Exercise brief >>
In the records that come next, find every line with "hair". Return those lines.

BEGIN Records supplied

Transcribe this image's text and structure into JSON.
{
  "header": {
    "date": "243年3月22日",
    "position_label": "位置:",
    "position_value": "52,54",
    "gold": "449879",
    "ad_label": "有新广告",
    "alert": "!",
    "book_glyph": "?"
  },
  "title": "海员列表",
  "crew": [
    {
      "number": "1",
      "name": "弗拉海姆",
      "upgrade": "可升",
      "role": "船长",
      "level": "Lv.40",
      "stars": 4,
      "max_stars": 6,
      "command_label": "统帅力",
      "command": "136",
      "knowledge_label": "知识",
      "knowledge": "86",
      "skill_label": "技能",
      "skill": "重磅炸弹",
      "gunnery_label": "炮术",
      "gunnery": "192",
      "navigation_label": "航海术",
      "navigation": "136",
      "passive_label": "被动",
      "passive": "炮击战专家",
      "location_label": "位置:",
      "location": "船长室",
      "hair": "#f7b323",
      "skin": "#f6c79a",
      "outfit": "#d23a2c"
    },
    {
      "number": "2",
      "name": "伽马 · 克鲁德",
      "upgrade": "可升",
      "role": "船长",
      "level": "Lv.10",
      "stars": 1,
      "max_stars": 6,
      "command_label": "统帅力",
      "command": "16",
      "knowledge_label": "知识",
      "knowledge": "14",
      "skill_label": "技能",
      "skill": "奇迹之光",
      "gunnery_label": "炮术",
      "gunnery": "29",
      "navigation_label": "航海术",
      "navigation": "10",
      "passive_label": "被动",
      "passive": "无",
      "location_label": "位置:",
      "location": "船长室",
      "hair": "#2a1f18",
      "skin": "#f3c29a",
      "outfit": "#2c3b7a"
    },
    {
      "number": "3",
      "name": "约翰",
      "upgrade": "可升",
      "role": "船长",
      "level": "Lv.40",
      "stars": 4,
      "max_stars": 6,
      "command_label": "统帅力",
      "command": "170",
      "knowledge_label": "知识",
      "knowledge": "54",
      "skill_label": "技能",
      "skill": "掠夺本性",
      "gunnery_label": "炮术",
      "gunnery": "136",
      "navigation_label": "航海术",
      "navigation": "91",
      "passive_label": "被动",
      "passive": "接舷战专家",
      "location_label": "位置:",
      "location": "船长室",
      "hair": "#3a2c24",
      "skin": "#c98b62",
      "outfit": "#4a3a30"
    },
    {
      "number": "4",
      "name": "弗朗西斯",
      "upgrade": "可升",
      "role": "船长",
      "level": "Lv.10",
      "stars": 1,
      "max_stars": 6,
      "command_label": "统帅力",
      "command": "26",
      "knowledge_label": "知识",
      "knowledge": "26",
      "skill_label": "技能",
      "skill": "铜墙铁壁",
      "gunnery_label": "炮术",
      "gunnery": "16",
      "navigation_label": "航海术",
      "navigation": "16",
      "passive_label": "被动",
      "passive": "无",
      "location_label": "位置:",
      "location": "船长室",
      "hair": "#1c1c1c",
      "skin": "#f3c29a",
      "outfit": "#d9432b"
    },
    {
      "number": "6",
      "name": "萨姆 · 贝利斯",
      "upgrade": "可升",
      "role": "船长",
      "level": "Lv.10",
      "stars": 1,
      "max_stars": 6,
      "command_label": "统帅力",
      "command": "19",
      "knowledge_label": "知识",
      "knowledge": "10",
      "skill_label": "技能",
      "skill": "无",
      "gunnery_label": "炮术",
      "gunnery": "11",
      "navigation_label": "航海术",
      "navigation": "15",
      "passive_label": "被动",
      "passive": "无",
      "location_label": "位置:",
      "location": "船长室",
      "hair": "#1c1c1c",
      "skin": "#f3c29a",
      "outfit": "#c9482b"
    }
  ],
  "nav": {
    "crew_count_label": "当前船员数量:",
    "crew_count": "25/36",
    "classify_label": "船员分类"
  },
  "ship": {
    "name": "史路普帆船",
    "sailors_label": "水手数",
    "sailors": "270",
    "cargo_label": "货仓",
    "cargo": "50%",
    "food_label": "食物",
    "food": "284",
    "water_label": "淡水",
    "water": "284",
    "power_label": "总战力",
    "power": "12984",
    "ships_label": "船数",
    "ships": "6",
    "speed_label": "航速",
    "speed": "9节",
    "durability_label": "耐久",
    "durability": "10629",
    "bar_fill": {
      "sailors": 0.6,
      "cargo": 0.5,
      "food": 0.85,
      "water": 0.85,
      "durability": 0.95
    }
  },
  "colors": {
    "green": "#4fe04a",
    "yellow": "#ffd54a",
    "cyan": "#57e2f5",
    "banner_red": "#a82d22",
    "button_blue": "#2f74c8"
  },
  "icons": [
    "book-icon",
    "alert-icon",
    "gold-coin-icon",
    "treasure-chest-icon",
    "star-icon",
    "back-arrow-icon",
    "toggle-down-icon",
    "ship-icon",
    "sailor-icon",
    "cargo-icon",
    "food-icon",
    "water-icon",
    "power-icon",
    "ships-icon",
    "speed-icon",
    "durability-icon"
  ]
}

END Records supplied

Task solution >>
      "hair": "#f7b323",
      "hair": "#2a1f18",
      "hair": "#3a2c24",
      "hair": "#1c1c1c",
      "hair": "#1c1c1c",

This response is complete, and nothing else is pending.